If you follow that link you find a great quote from Empire Strikes Back producer Gary Kurtz, who sums this up perfectly,

“I took a master class with Billy Wilder once and he said that in the first act of a story you put your character up in a tree and the second act you set the tree on fire and then in the third you get him down.”
I think too many of us, instead of setting the tree on fire, tend to put our characters up a slightly taller tree, or worse, throw them in front of a bus.

Right now, I’m piling the kindling. I promise that everyone will be safely home — if not a little singed — by the end of book 3.

Born just before the ‘80s began T.B McKenzie grew up in South Gippsland Victoria, where boys either surfed or played football. He did neither and, as this was a time before the Internet, he found his escape in books.
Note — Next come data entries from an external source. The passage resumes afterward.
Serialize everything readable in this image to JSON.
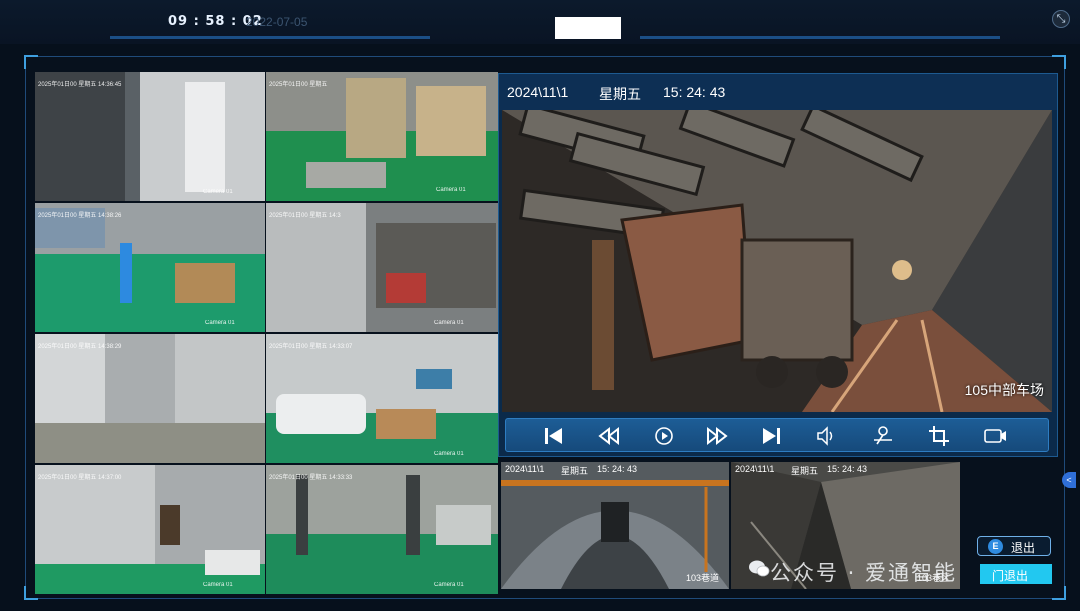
{
  "header": {
    "clock": "09 : 58 : 02",
    "date_ghost": "2022-07-05",
    "fullscreen_icon": "fullscreen-exit-icon"
  },
  "grid": {
    "cams": [
      {
        "stamp": "2025年01日00  星期五  14:36:45",
        "label": "Camera 01"
      },
      {
        "stamp": "2025年01日00  星期五",
        "label": "Camera 01"
      },
      {
        "stamp": "2025年01日00  星期五  14:38:26",
        "label": "Camera 01"
      },
      {
        "stamp": "2025年01日00  星期五  14:3",
        "label": "Camera 01"
      },
      {
        "stamp": "2025年01日00  星期五  14:38:29",
        "label": ""
      },
      {
        "stamp": "2025年01日00  星期五  14:33:07",
        "label": "Camera 01"
      },
      {
        "stamp": "2025年01日00  星期五  14:37:00",
        "label": "Camera 01"
      },
      {
        "stamp": "2025年01日00  星期五  14:33:33",
        "label": "Camera 01"
      }
    ]
  },
  "main": {
    "date": "2024\\11\\1",
    "weekday": "星期五",
    "time": "15:  24:  43",
    "location": "105中部车场"
  },
  "controls": {
    "icons": [
      "skip-start-icon",
      "rewind-icon",
      "play-icon",
      "fast-forward-icon",
      "skip-end-icon",
      "volume-icon",
      "ptz-icon",
      "crop-icon",
      "record-icon"
    ]
  },
  "small1": {
    "date": "2024\\11\\1",
    "weekday": "星期五",
    "time": "15:  24:  43",
    "label": "103巷道"
  },
  "small2": {
    "date": "2024\\11\\1",
    "weekday": "星期五",
    "time": "15:  24:  43",
    "label": "103巷区"
  },
  "buttons": {
    "exit_label": "退出",
    "exit_icon_letter": "E",
    "exit2_label": "门退出"
  },
  "watermark": "公众号 · 爱通智能",
  "side_pin": "<"
}
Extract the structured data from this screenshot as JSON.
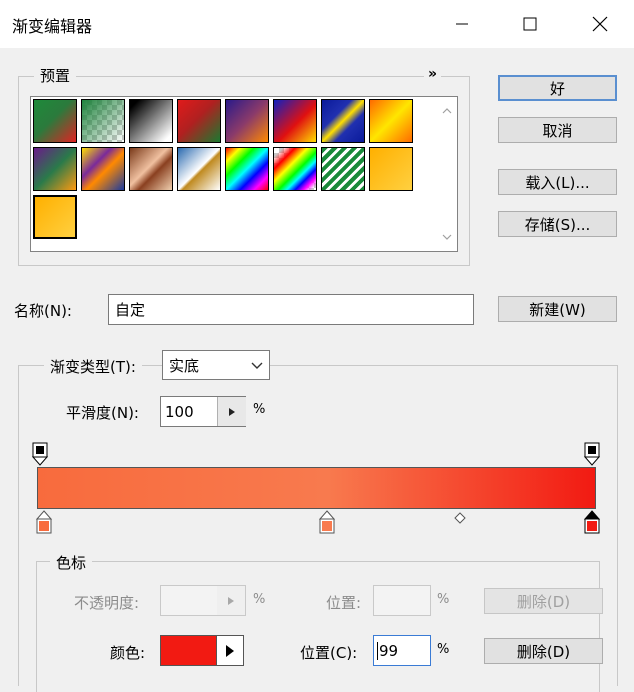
{
  "window": {
    "title": "渐变编辑器"
  },
  "presets": {
    "legend": "预置",
    "swatches": [
      {
        "name": "green-red"
      },
      {
        "name": "green-transparent"
      },
      {
        "name": "black-white"
      },
      {
        "name": "red-green"
      },
      {
        "name": "violet-orange"
      },
      {
        "name": "blue-red-yellow"
      },
      {
        "name": "blue-yellow-blue"
      },
      {
        "name": "orange-yellow-orange"
      },
      {
        "name": "violet-green-orange"
      },
      {
        "name": "yellow-violet-orange-blue"
      },
      {
        "name": "copper"
      },
      {
        "name": "chrome"
      },
      {
        "name": "spectrum"
      },
      {
        "name": "transparent-rainbow"
      },
      {
        "name": "transparent-stripes"
      },
      {
        "name": "orange-gold-1"
      },
      {
        "name": "orange-gold-2"
      }
    ]
  },
  "buttons": {
    "ok": "好",
    "cancel": "取消",
    "load": "载入(L)...",
    "save": "存储(S)...",
    "new": "新建(W)",
    "delete": "删除(D)"
  },
  "name_field": {
    "label": "名称(N):",
    "value": "自定"
  },
  "gradient": {
    "type_label": "渐变类型(T):",
    "type_value": "实底",
    "smooth_label": "平滑度(N):",
    "smooth_value": "100",
    "percent": "%",
    "colors": {
      "start": "#f86b3d",
      "end": "#f21a12"
    }
  },
  "stops": {
    "legend": "色标",
    "opacity_label": "不透明度:",
    "opacity_unit": "%",
    "opacity_position_label": "位置:",
    "opacity_position_unit": "%",
    "color_label": "颜色:",
    "color_value": "#f21a12",
    "color_position_label": "位置(C):",
    "color_position_value": "99",
    "color_position_unit": "%"
  }
}
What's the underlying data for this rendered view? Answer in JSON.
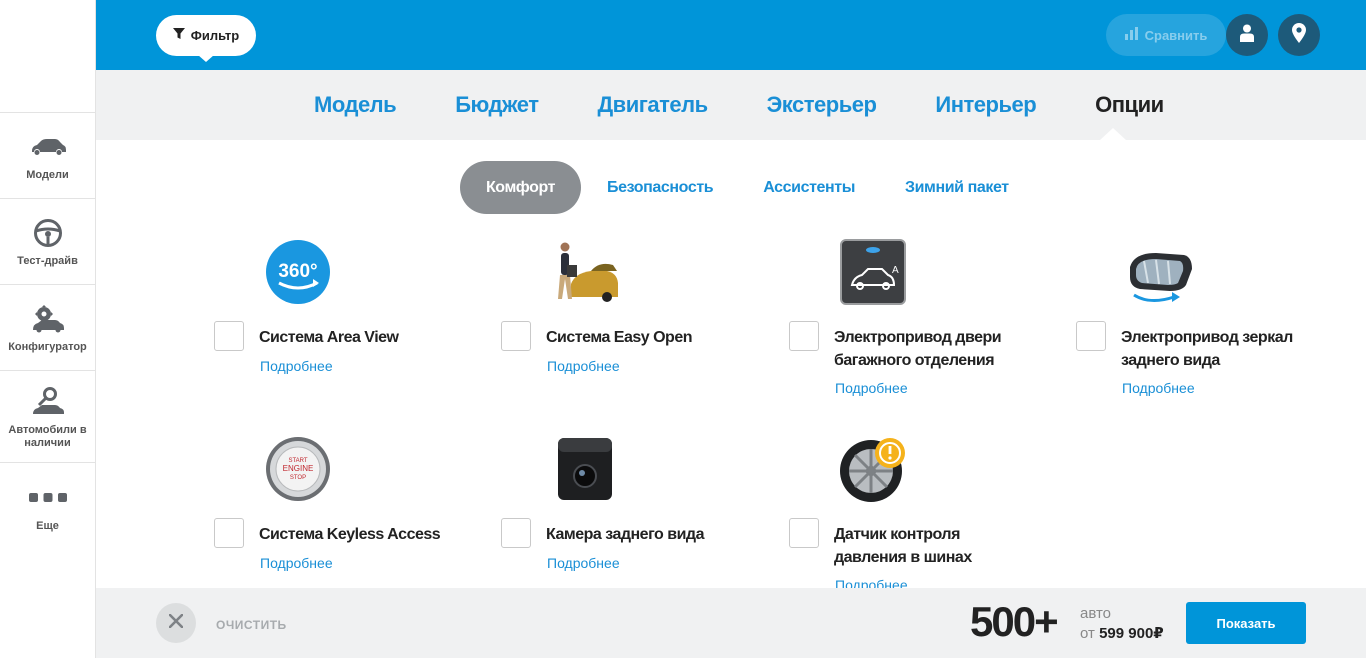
{
  "sidebar": {
    "items": [
      {
        "label": "Модели",
        "icon": "car-icon"
      },
      {
        "label": "Тест-драйв",
        "icon": "steering-wheel-icon"
      },
      {
        "label": "Конфигуратор",
        "icon": "gear-car-icon"
      },
      {
        "label": "Автомобили в наличии",
        "icon": "key-car-icon"
      },
      {
        "label": "Еще",
        "icon": "more-dots-icon"
      }
    ]
  },
  "topbar": {
    "filter_label": "Фильтр",
    "compare_label": "Сравнить"
  },
  "categories": {
    "tabs": [
      {
        "label": "Модель"
      },
      {
        "label": "Бюджет"
      },
      {
        "label": "Двигатель"
      },
      {
        "label": "Экстерьер"
      },
      {
        "label": "Интерьер"
      },
      {
        "label": "Опции",
        "active": true
      }
    ]
  },
  "subtabs": [
    {
      "label": "Комфорт",
      "active": true
    },
    {
      "label": "Безопасность"
    },
    {
      "label": "Ассистенты"
    },
    {
      "label": "Зимний пакет"
    }
  ],
  "options": {
    "more_label": "Подробнее",
    "items": [
      {
        "name": "Система Area View",
        "icon": "camera-360-icon"
      },
      {
        "name": "Система Easy Open",
        "icon": "easy-open-photo"
      },
      {
        "name": "Электропривод двери багажного отделения",
        "line1": "Электропривод двери",
        "line2": "багажного отделения",
        "icon": "power-tailgate-icon"
      },
      {
        "name": "Электропривод зеркал заднего вида",
        "line1": "Электропривод зеркал",
        "line2": "заднего вида",
        "icon": "power-mirror-icon"
      },
      {
        "name": "Система Keyless Access",
        "icon": "start-engine-button-icon"
      },
      {
        "name": "Камера заднего вида",
        "icon": "rear-camera-icon"
      },
      {
        "name": "Датчик контроля давления в шинах",
        "line1": "Датчик контроля",
        "line2": "давления в шинах",
        "icon": "tire-pressure-icon"
      }
    ]
  },
  "bottombar": {
    "clear_label": "ОЧИСТИТЬ",
    "count": "500+",
    "count_unit": "авто",
    "price_prefix": "от",
    "price": "599 900₽",
    "show_label": "Показать"
  },
  "colors": {
    "brand_blue": "#0095d9",
    "link_blue": "#1a8fd6",
    "dark_circle": "#1d5a7a",
    "active_subtab": "#8a8e92"
  }
}
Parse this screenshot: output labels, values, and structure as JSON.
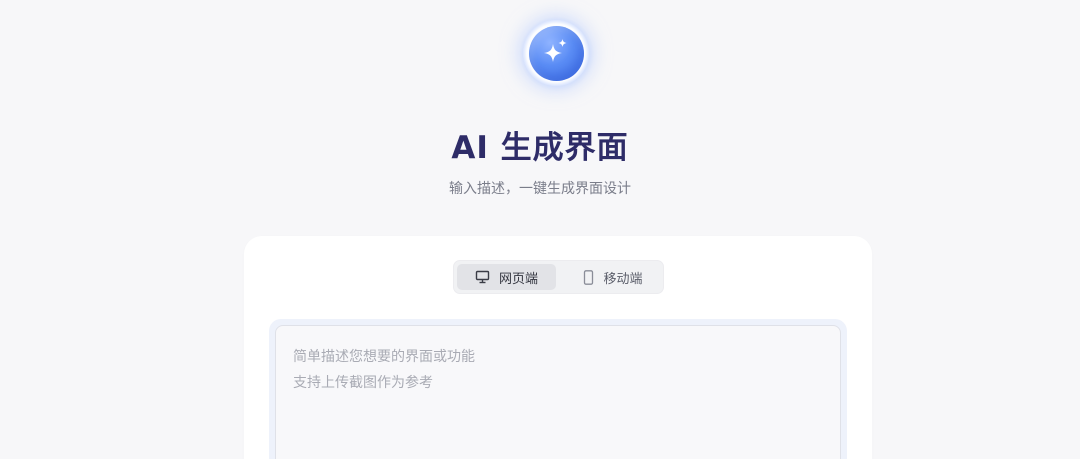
{
  "header": {
    "logo_icon": "sparkle-icon",
    "title": "AI 生成界面",
    "subtitle": "输入描述，一键生成界面设计"
  },
  "platform_toggle": {
    "selected": "web",
    "options": [
      {
        "id": "web",
        "label": "网页端",
        "icon": "monitor-icon"
      },
      {
        "id": "mobile",
        "label": "移动端",
        "icon": "phone-icon"
      }
    ]
  },
  "prompt": {
    "placeholder": "简单描述您想要的界面或功能\n支持上传截图作为参考"
  },
  "colors": {
    "accent": "#4f7ff0",
    "title": "#2e2c68",
    "background": "#f7f7f9"
  }
}
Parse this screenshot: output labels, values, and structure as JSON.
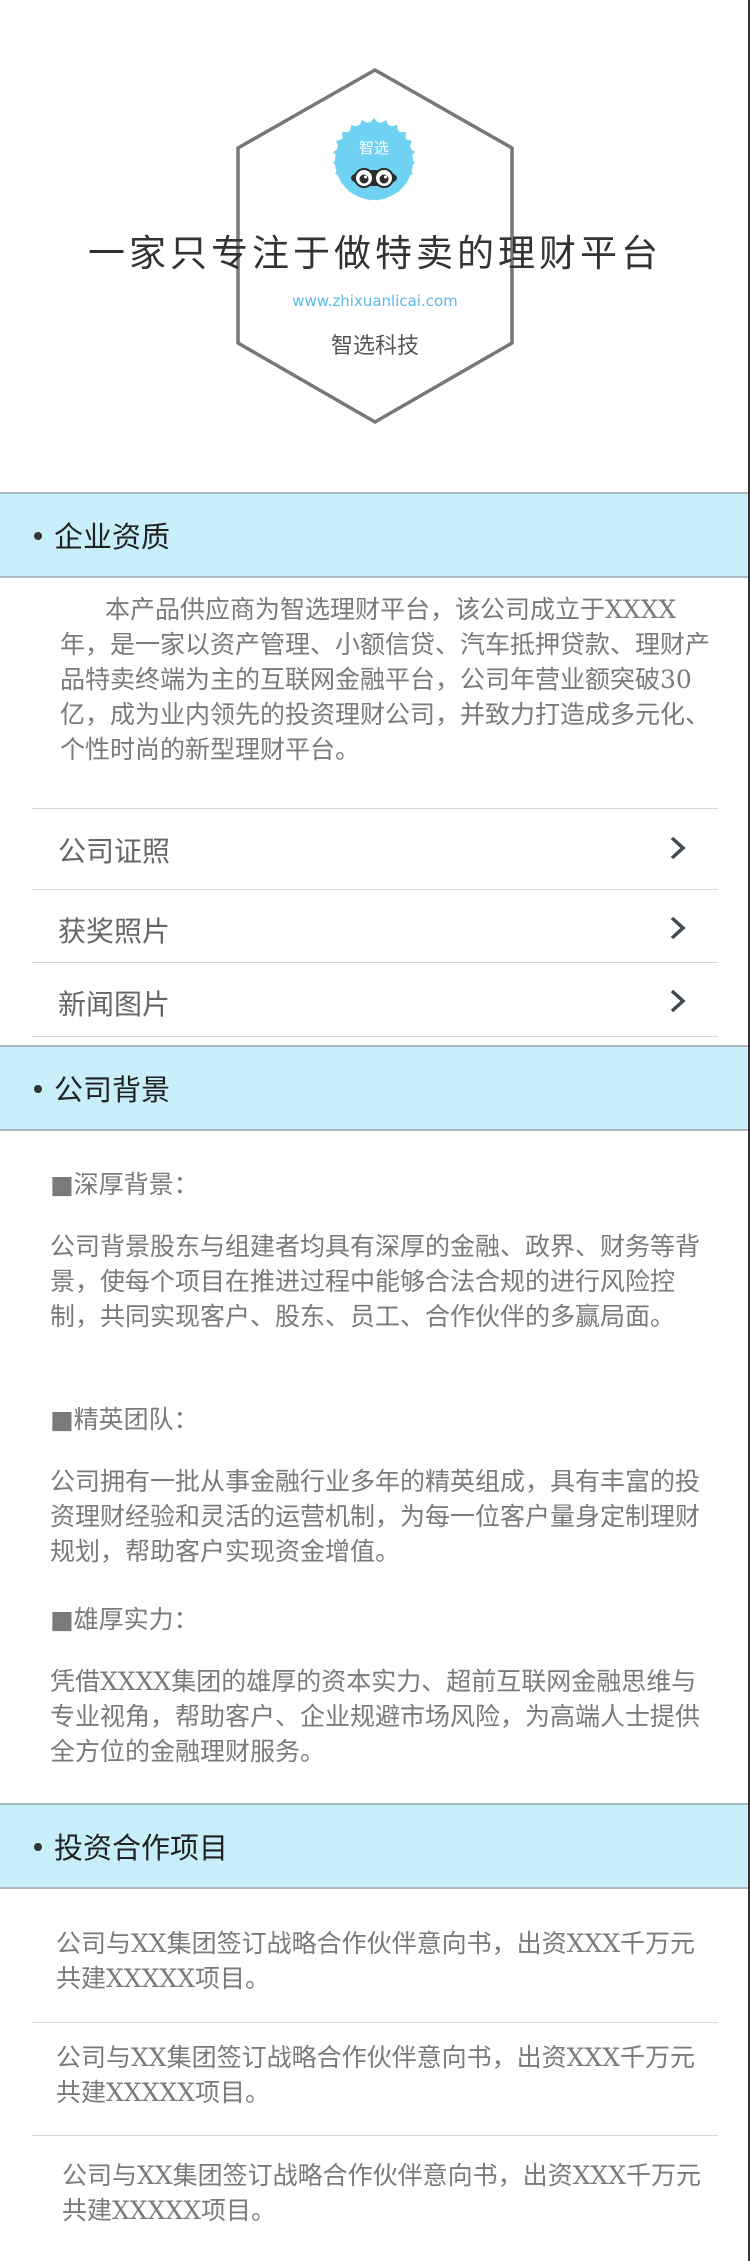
{
  "hero": {
    "logo_text": "智选",
    "slogan": "一家只专注于做特卖的理财平台",
    "url": "www.zhixuanlicai.com",
    "brand": "智选科技"
  },
  "qualification": {
    "title": "企业资质",
    "intro": "本产品供应商为智选理财平台，该公司成立于XXXX年，是一家以资产管理、小额信贷、汽车抵押贷款、理财产品特卖终端为主的互联网金融平台，公司年营业额突破30亿，成为业内领先的投资理财公司，并致力打造成多元化、个性时尚的新型理财平台。",
    "menu": [
      {
        "label": "公司证照"
      },
      {
        "label": "获奖照片"
      },
      {
        "label": "新闻图片"
      }
    ]
  },
  "background": {
    "title": "公司背景",
    "items": [
      {
        "heading": "■深厚背景：",
        "text": "公司背景股东与组建者均具有深厚的金融、政界、财务等背景，使每个项目在推进过程中能够合法合规的进行风险控制，共同实现客户、股东、员工、合作伙伴的多赢局面。"
      },
      {
        "heading": "■精英团队：",
        "text": "公司拥有一批从事金融行业多年的精英组成，具有丰富的投资理财经验和灵活的运营机制，为每一位客户量身定制理财规划，帮助客户实现资金增值。"
      },
      {
        "heading": "■雄厚实力：",
        "text": "凭借XXXX集团的雄厚的资本实力、超前互联网金融思维与专业视角，帮助客户、企业规避市场风险，为高端人士提供全方位的金融理财服务。"
      }
    ]
  },
  "projects": {
    "title": "投资合作项目",
    "items": [
      {
        "text": "公司与XX集团签订战略合作伙伴意向书，出资XXX千万元共建XXXXX项目。"
      },
      {
        "text": "公司与XX集团签订战略合作伙伴意向书，出资XXX千万元共建XXXXX项目。"
      },
      {
        "text": "公司与XX集团签订战略合作伙伴意向书，出资XXX千万元共建XXXXX项目。"
      }
    ]
  },
  "colors": {
    "accent_bar": "#c8eefa",
    "logo": "#6fd2f2",
    "url": "#5ab9e6"
  }
}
Somehow he missed the boat on Tolkien but discovered instead the works of Lloyd Alexander, Terry Pratchett and Ursula Le-Guin, who all had a lot to say about things people seemed to have forgotten.

He never looked back and ever since his first story — written in grade four about a monster, a sword, and a hero — he knew he wanted to be a writer. He lives now with his wife and young son in Melbourne, where he makes money to pay the bills as an art teacher and stays up way past his bedtime writing the sequel to The Dragon and the Crow

Dragonfall Press is a small independent publisher of science fiction and fantasy, located in the Hills of Perth, Western Australia. Commenced in late 2010, their goal is to get unknown Australian authors known and to promote the wonder of worlds within words.